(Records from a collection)
**********

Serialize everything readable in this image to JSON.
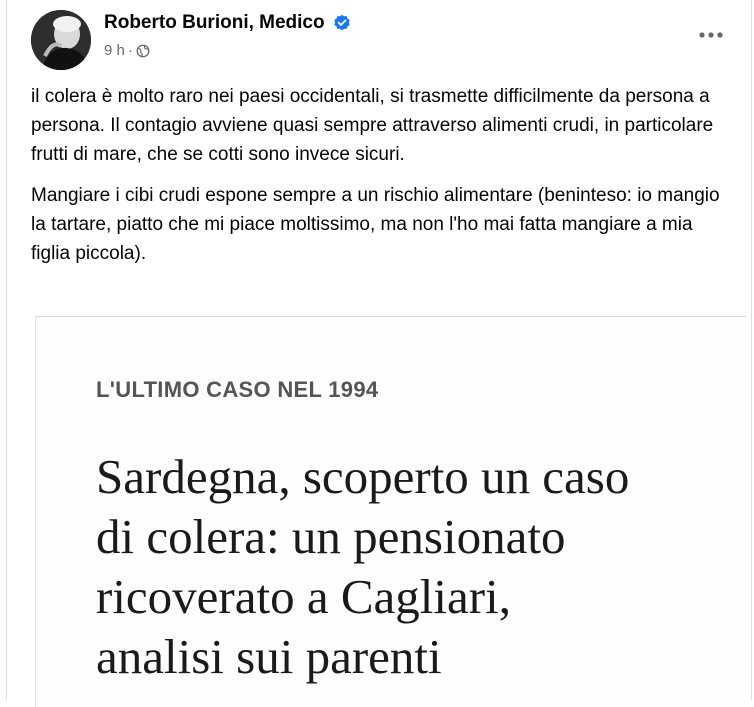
{
  "post": {
    "author": "Roberto Burioni, Medico",
    "verified_icon": "verified-badge-icon",
    "time": "9 h",
    "separator": "·",
    "audience_icon": "globe-icon",
    "more_icon": "more-options-icon",
    "paragraphs": [
      "il colera è molto raro nei paesi occidentali, si trasmette difficilmente da persona a persona. Il contagio avviene quasi sempre attraverso alimenti crudi, in particolare frutti di mare, che se cotti sono invece sicuri.",
      "Mangiare i cibi crudi espone sempre a un rischio alimentare (beninteso: io mangio la tartare, piatto che mi piace moltissimo, ma non l'ho mai fatta mangiare a mia figlia piccola)."
    ]
  },
  "article": {
    "kicker": "L'ULTIMO CASO NEL 1994",
    "headline_lines": [
      "Sardegna, scoperto un caso",
      "di colera: un pensionato",
      "ricoverato a Cagliari,",
      "analisi sui parenti"
    ]
  },
  "colors": {
    "verified_blue": "#1877f2",
    "secondary_text": "#65676b"
  }
}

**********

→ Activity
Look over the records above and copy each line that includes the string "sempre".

→ Your solution
      "il colera è molto raro nei paesi occidentali, si trasmette difficilmente da persona a persona. Il contagio avviene quasi sempre attraverso alimenti crudi, in particolare frutti di mare, che se cotti sono invece sicuri.",
      "Mangiare i cibi crudi espone sempre a un rischio alimentare (beninteso: io mangio la tartare, piatto che mi piace moltissimo, ma non l'ho mai fatta mangiare a mia figlia piccola)."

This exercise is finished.